EXERCISE INSTRUCTIONS
Look through the entries below and say how many lines contain the string "Dachdecker". Give the number only.

WORKING DATA
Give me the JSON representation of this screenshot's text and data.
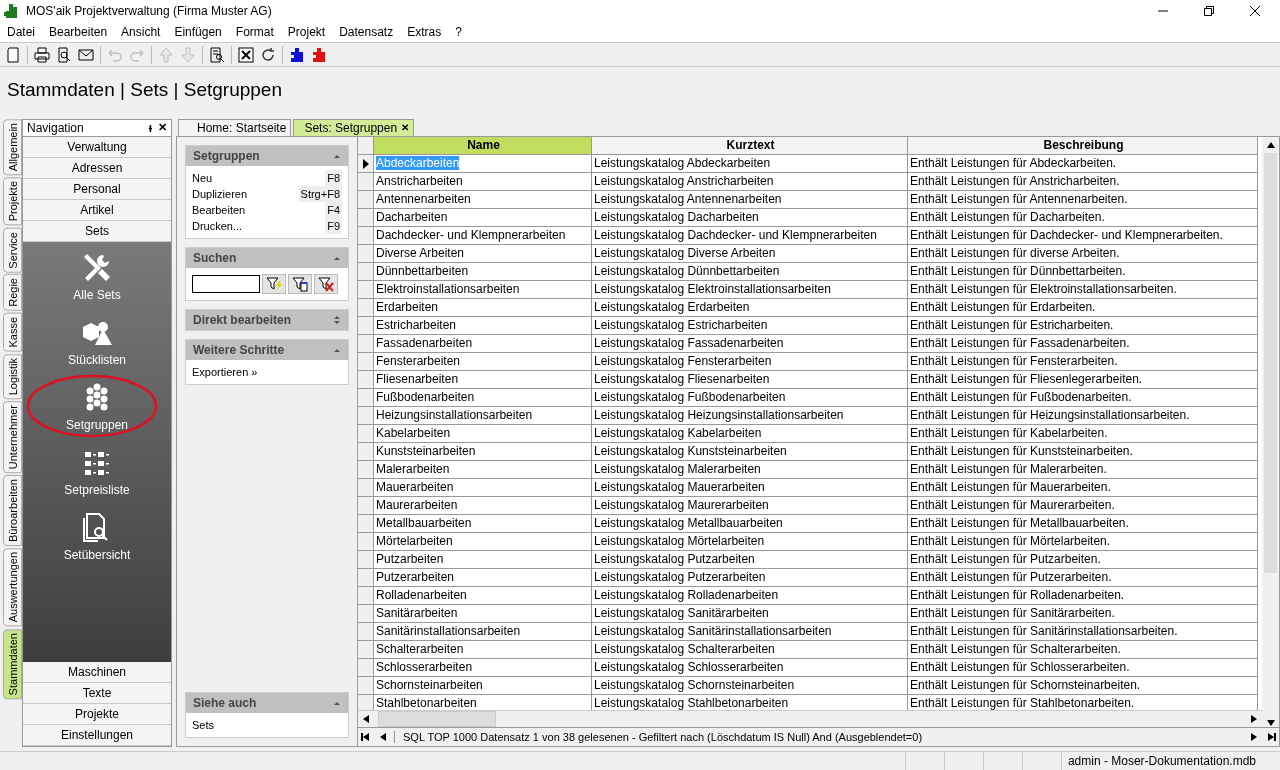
{
  "window": {
    "title": "MOS'aik Projektverwaltung (Firma Muster AG)"
  },
  "menu": [
    "Datei",
    "Bearbeiten",
    "Ansicht",
    "Einfügen",
    "Format",
    "Projekt",
    "Datensatz",
    "Extras",
    "?"
  ],
  "toolbar": [
    {
      "kind": "new",
      "disabled": false
    },
    {
      "kind": "separator"
    },
    {
      "kind": "print",
      "disabled": false
    },
    {
      "kind": "preview",
      "disabled": false
    },
    {
      "kind": "mail",
      "disabled": false
    },
    {
      "kind": "separator"
    },
    {
      "kind": "undo",
      "disabled": true
    },
    {
      "kind": "redo",
      "disabled": true
    },
    {
      "kind": "separator"
    },
    {
      "kind": "up",
      "disabled": true
    },
    {
      "kind": "down",
      "disabled": true
    },
    {
      "kind": "separator"
    },
    {
      "kind": "report",
      "disabled": false
    },
    {
      "kind": "separator"
    },
    {
      "kind": "close-doc",
      "disabled": false
    },
    {
      "kind": "refresh",
      "disabled": false
    },
    {
      "kind": "separator"
    },
    {
      "kind": "plugin-in",
      "disabled": false
    },
    {
      "kind": "plugin-out",
      "disabled": false
    }
  ],
  "heading": "Stammdaten | Sets | Setgruppen",
  "side_tabs": [
    {
      "label": "Allgemein",
      "selected": false
    },
    {
      "label": "Projekte",
      "selected": false
    },
    {
      "label": "Service",
      "selected": false
    },
    {
      "label": "Regie",
      "selected": false
    },
    {
      "label": "Kasse",
      "selected": false
    },
    {
      "label": "Logistik",
      "selected": false
    },
    {
      "label": "Unternehmer",
      "selected": false
    },
    {
      "label": "Büroarbeiten",
      "selected": false
    },
    {
      "label": "Auswertungen",
      "selected": false
    },
    {
      "label": "Stammdaten",
      "selected": true
    }
  ],
  "navigation": {
    "title": "Navigation",
    "pin": "ᵼ",
    "close": "✕",
    "top_items": [
      "Verwaltung",
      "Adressen",
      "Personal",
      "Artikel",
      "Sets"
    ],
    "big_items": [
      {
        "label": "Alle Sets",
        "kind": "tools",
        "highlighted": false
      },
      {
        "label": "Stücklisten",
        "kind": "shapes",
        "highlighted": false
      },
      {
        "label": "Setgruppen",
        "kind": "hexagons",
        "highlighted": true
      },
      {
        "label": "Setpreisliste",
        "kind": "list",
        "highlighted": false
      },
      {
        "label": "Setübersicht",
        "kind": "doc-search",
        "highlighted": false
      }
    ],
    "bottom_items": [
      "Maschinen",
      "Texte",
      "Projekte",
      "Einstellungen"
    ]
  },
  "doc_tabs": [
    {
      "label": "Home: Startseite",
      "selected": false
    },
    {
      "label": "Sets: Setgruppen",
      "selected": true,
      "close": "✕"
    }
  ],
  "tasks": {
    "sections": [
      {
        "title": "Setgruppen",
        "kind": "actions",
        "items": [
          {
            "label": "Neu",
            "key": "F8"
          },
          {
            "label": "Duplizieren",
            "key": "Strg+F8"
          },
          {
            "label": "Bearbeiten",
            "key": "F4"
          },
          {
            "label": "Drucken...",
            "key": "F9"
          }
        ]
      },
      {
        "title": "Suchen",
        "kind": "search"
      },
      {
        "title": "Direkt bearbeiten",
        "kind": "collapsed"
      },
      {
        "title": "Weitere Schritte",
        "kind": "links",
        "items": [
          {
            "label": "Exportieren »"
          }
        ]
      }
    ],
    "see_also": {
      "title": "Siehe auch",
      "items": [
        "Sets"
      ]
    }
  },
  "table": {
    "columns": [
      {
        "label": "Name",
        "selected": true
      },
      {
        "label": "Kurztext",
        "selected": false
      },
      {
        "label": "Beschreibung",
        "selected": false
      }
    ],
    "rows": [
      {
        "selected": true,
        "cells": [
          "Abdeckarbeiten",
          "Leistungskatalog Abdeckarbeiten",
          "Enthält Leistungen für Abdeckarbeiten."
        ]
      },
      {
        "selected": false,
        "cells": [
          "Anstricharbeiten",
          "Leistungskatalog Anstricharbeiten",
          "Enthält Leistungen für Anstricharbeiten."
        ]
      },
      {
        "selected": false,
        "cells": [
          "Antennenarbeiten",
          "Leistungskatalog Antennenarbeiten",
          "Enthält Leistungen für Antennenarbeiten."
        ]
      },
      {
        "selected": false,
        "cells": [
          "Dacharbeiten",
          "Leistungskatalog Dacharbeiten",
          "Enthält Leistungen für Dacharbeiten."
        ]
      },
      {
        "selected": false,
        "cells": [
          "Dachdecker- und Klempnerarbeiten",
          "Leistungskatalog Dachdecker- und Klempnerarbeiten",
          "Enthält Leistungen für Dachdecker- und Klempnerarbeiten."
        ]
      },
      {
        "selected": false,
        "cells": [
          "Diverse Arbeiten",
          "Leistungskatalog Diverse Arbeiten",
          "Enthält Leistungen für diverse Arbeiten."
        ]
      },
      {
        "selected": false,
        "cells": [
          "Dünnbettarbeiten",
          "Leistungskatalog Dünnbettarbeiten",
          "Enthält Leistungen für Dünnbettarbeiten."
        ]
      },
      {
        "selected": false,
        "cells": [
          "Elektroinstallationsarbeiten",
          "Leistungskatalog Elektroinstallationsarbeiten",
          "Enthält Leistungen für Elektroinstallationsarbeiten."
        ]
      },
      {
        "selected": false,
        "cells": [
          "Erdarbeiten",
          "Leistungskatalog Erdarbeiten",
          "Enthält Leistungen für Erdarbeiten."
        ]
      },
      {
        "selected": false,
        "cells": [
          "Estricharbeiten",
          "Leistungskatalog Estricharbeiten",
          "Enthält Leistungen für Estricharbeiten."
        ]
      },
      {
        "selected": false,
        "cells": [
          "Fassadenarbeiten",
          "Leistungskatalog Fassadenarbeiten",
          "Enthält Leistungen für Fassadenarbeiten."
        ]
      },
      {
        "selected": false,
        "cells": [
          "Fensterarbeiten",
          "Leistungskatalog Fensterarbeiten",
          "Enthält Leistungen für Fensterarbeiten."
        ]
      },
      {
        "selected": false,
        "cells": [
          "Fliesenarbeiten",
          "Leistungskatalog Fliesenarbeiten",
          "Enthält Leistungen für Fliesenlegerarbeiten."
        ]
      },
      {
        "selected": false,
        "cells": [
          "Fußbodenarbeiten",
          "Leistungskatalog Fußbodenarbeiten",
          "Enthält Leistungen für Fußbodenarbeiten."
        ]
      },
      {
        "selected": false,
        "cells": [
          "Heizungsinstallationsarbeiten",
          "Leistungskatalog Heizungsinstallationsarbeiten",
          "Enthält Leistungen für Heizungsinstallationsarbeiten."
        ]
      },
      {
        "selected": false,
        "cells": [
          "Kabelarbeiten",
          "Leistungskatalog Kabelarbeiten",
          "Enthält Leistungen für Kabelarbeiten."
        ]
      },
      {
        "selected": false,
        "cells": [
          "Kunststeinarbeiten",
          "Leistungskatalog Kunststeinarbeiten",
          "Enthält Leistungen für Kunststeinarbeiten."
        ]
      },
      {
        "selected": false,
        "cells": [
          "Malerarbeiten",
          "Leistungskatalog Malerarbeiten",
          "Enthält Leistungen für Malerarbeiten."
        ]
      },
      {
        "selected": false,
        "cells": [
          "Mauerarbeiten",
          "Leistungskatalog Mauerarbeiten",
          "Enthält Leistungen für Mauerarbeiten."
        ]
      },
      {
        "selected": false,
        "cells": [
          "Maurerarbeiten",
          "Leistungskatalog Maurerarbeiten",
          "Enthält Leistungen für Maurerarbeiten."
        ]
      },
      {
        "selected": false,
        "cells": [
          "Metallbauarbeiten",
          "Leistungskatalog Metallbauarbeiten",
          "Enthält Leistungen für Metallbauarbeiten."
        ]
      },
      {
        "selected": false,
        "cells": [
          "Mörtelarbeiten",
          "Leistungskatalog Mörtelarbeiten",
          "Enthält Leistungen für Mörtelarbeiten."
        ]
      },
      {
        "selected": false,
        "cells": [
          "Putzarbeiten",
          "Leistungskatalog Putzarbeiten",
          "Enthält Leistungen für Putzarbeiten."
        ]
      },
      {
        "selected": false,
        "cells": [
          "Putzerarbeiten",
          "Leistungskatalog Putzerarbeiten",
          "Enthält Leistungen für Putzerarbeiten."
        ]
      },
      {
        "selected": false,
        "cells": [
          "Rolladenarbeiten",
          "Leistungskatalog Rolladenarbeiten",
          "Enthält Leistungen für Rolladenarbeiten."
        ]
      },
      {
        "selected": false,
        "cells": [
          "Sanitärarbeiten",
          "Leistungskatalog Sanitärarbeiten",
          "Enthält Leistungen für Sanitärarbeiten."
        ]
      },
      {
        "selected": false,
        "cells": [
          "Sanitärinstallationsarbeiten",
          "Leistungskatalog Sanitärinstallationsarbeiten",
          "Enthält Leistungen für Sanitärinstallationsarbeiten."
        ]
      },
      {
        "selected": false,
        "cells": [
          "Schalterarbeiten",
          "Leistungskatalog Schalterarbeiten",
          "Enthält Leistungen für Schalterarbeiten."
        ]
      },
      {
        "selected": false,
        "cells": [
          "Schlosserarbeiten",
          "Leistungskatalog Schlosserarbeiten",
          "Enthält Leistungen für Schlosserarbeiten."
        ]
      },
      {
        "selected": false,
        "cells": [
          "Schornsteinarbeiten",
          "Leistungskatalog Schornsteinarbeiten",
          "Enthält Leistungen für Schornsteinarbeiten."
        ]
      },
      {
        "selected": false,
        "cells": [
          "Stahlbetonarbeiten",
          "Leistungskatalog Stahlbetonarbeiten",
          "Enthält Leistungen für Stahlbetonarbeiten."
        ]
      }
    ],
    "record_info": "SQL TOP 1000 Datensatz 1 von 38 gelesenen - Gefiltert nach (Löschdatum IS Null) And (Ausgeblendet=0)"
  },
  "status_bar": {
    "text": "admin - Moser-Dokumentation.mdb"
  }
}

TASK SOLUTION
3